The toughening of the epoxy resin diglycidyl ether of bisphenol A with hydroxy-terminated polybutadiene (HTPB) was investigated. A chemical link between the elastomer and the epoxy resin was promoted employing tolylene diisocyanate (TDI). In the first step, HTPB and TDI (in excess) reacted forming urethane links, and after increasing the temperature and adding a catalyst, TDI-HTPB reacted with epoxy resin forming oxazolidone links. The reactions were followed by FTIR and chemical analysis. The final cured materials contained up to 10 phr of elastomer. Impact resistance increased with elastomer concentration up to 5 phr of HTPB, which was present as rubber particles with average diameter ranging from 1 to 4 mum. Higher concentrations of HTPB resulted in larger particles and gave lower impact values. The overall results have shown that it is possible to obtain, with the process employed, an impact resistance increase of 100% with the use of HTPB as a toughening agent for the epoxy resin. (C) 2002 John Wiley Sons, Inc.

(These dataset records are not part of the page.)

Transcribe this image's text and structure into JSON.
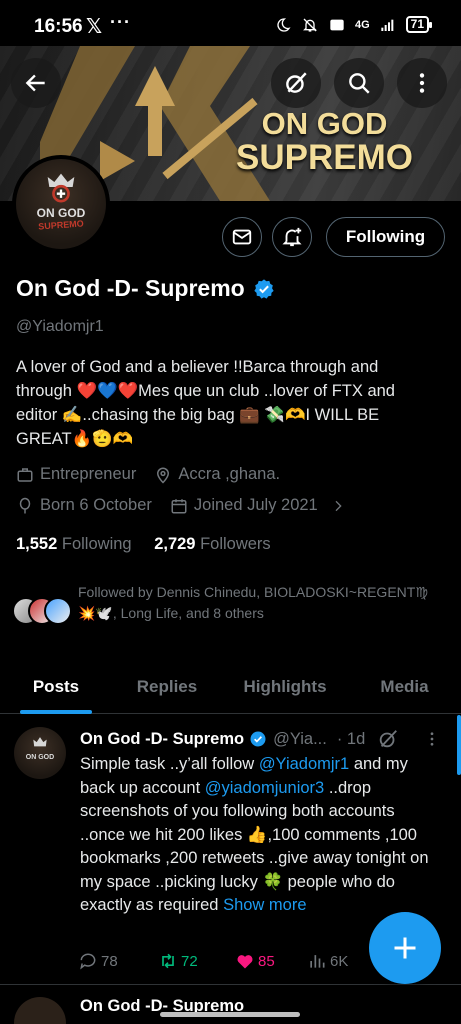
{
  "status_bar": {
    "time": "16:56",
    "x_logo": "𝕏",
    "more": "···",
    "network": "4G",
    "battery": "71"
  },
  "banner": {
    "line1": "ON GOD",
    "line2": "SUPREMO"
  },
  "avatar": {
    "line1": "ON GOD",
    "line2": "SUPREMO"
  },
  "profile": {
    "follow_state_label": "Following",
    "name": "On God -D- Supremo",
    "handle": "@Yiadomjr1",
    "bio": "A lover of God and a believer !!Barca through and through ❤️💙❤️Mes que un club ..lover of FTX and editor ✍️..chasing the big bag 💼 💸🫶I WILL BE GREAT🔥🫡🫶",
    "profession": "Entrepreneur",
    "location": "Accra ,ghana.",
    "born": "Born 6 October",
    "joined": "Joined July 2021",
    "following_count": "1,552",
    "following_label": "Following",
    "followers_count": "2,729",
    "followers_label": "Followers",
    "followed_by": "Followed by Dennis Chinedu, BIOLADOSKI~REGENT♍💥🕊️, Long Life, and 8 others"
  },
  "tabs": [
    {
      "label": "Posts",
      "active": true
    },
    {
      "label": "Replies",
      "active": false
    },
    {
      "label": "Highlights",
      "active": false
    },
    {
      "label": "Media",
      "active": false
    }
  ],
  "post": {
    "avatar_text": "ON GOD",
    "name": "On God -D- Supremo",
    "handle": "@Yia...",
    "time": "· 1d",
    "text_a": "Simple task ..y’all follow ",
    "mention1": "@Yiadomjr1",
    "text_b": " and my back up account ",
    "mention2": "@yiadomjunior3",
    "text_c": " ..drop screenshots of you following both accounts ..once we hit  200 likes 👍,100 comments ,100 bookmarks ,200 retweets ..give away tonight on my space ..picking lucky 🍀 people who do exactly as required ",
    "show_more": "Show more",
    "replies": "78",
    "reposts": "72",
    "likes": "85",
    "views": "6K"
  },
  "next_post": {
    "name": "On God -D- Supremo"
  },
  "colors": {
    "accent": "#1d9bf0",
    "repost": "#00ba7c",
    "like": "#f91880",
    "muted": "#71767b"
  },
  "icons": [
    "back-arrow-icon",
    "grok-icon",
    "search-icon",
    "more-vertical-icon",
    "mail-icon",
    "bell-plus-icon",
    "verified-icon",
    "briefcase-icon",
    "location-icon",
    "balloon-icon",
    "calendar-icon",
    "chevron-right-icon",
    "reply-icon",
    "repost-icon",
    "heart-icon",
    "views-icon",
    "plus-icon"
  ]
}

The poly(O-anisidine) (POA) coatings have been synthesized on low carbon steel (LCS) substrates by electrochemical polymerization (ECP) of O-anisidine. The synthesis of POA coatings was carried out under cyclic voltammetric and galvanostatic conditions from an aqueous solution of oxalic acid. It has been observed that the formation of POA coatings on LCS occurs after the passivation of its surface via the formation of polycrystalline iron oxalate (FeC2O4-2H(2)O) interphase. The formation of iron oxalate interphase is confirmed by fourier transform infrared spectroscopy, glancing angle x-ray diffraction (GAXRD) measurements and scanning electron microscopy (SEM). Uniform, granular, and strongly adherent dark green POA coatings were obtained on the LCS substrate by ECP of O-anisidine. These coatings were characterized by cyclic voltammetry (CV), potential-time (E-t) curves, UV-visible absorption spectroscopy and SEM. The potential-time curve is characterized by an induction time before the ECP of O-anisidine. The induction time is found to be dependent on the applied current density. The optical absorption spectroscopy study reveals the formation of conducting emeraldine salt phase of POA. Our results reveal that the oxalic acid is a suitable medium for the ECP of O-anisidine on the LCS substrate and it favors the formation of emeraldine salt (ES) phase of POA. (C) 2002 John Wiley Sons, Inc.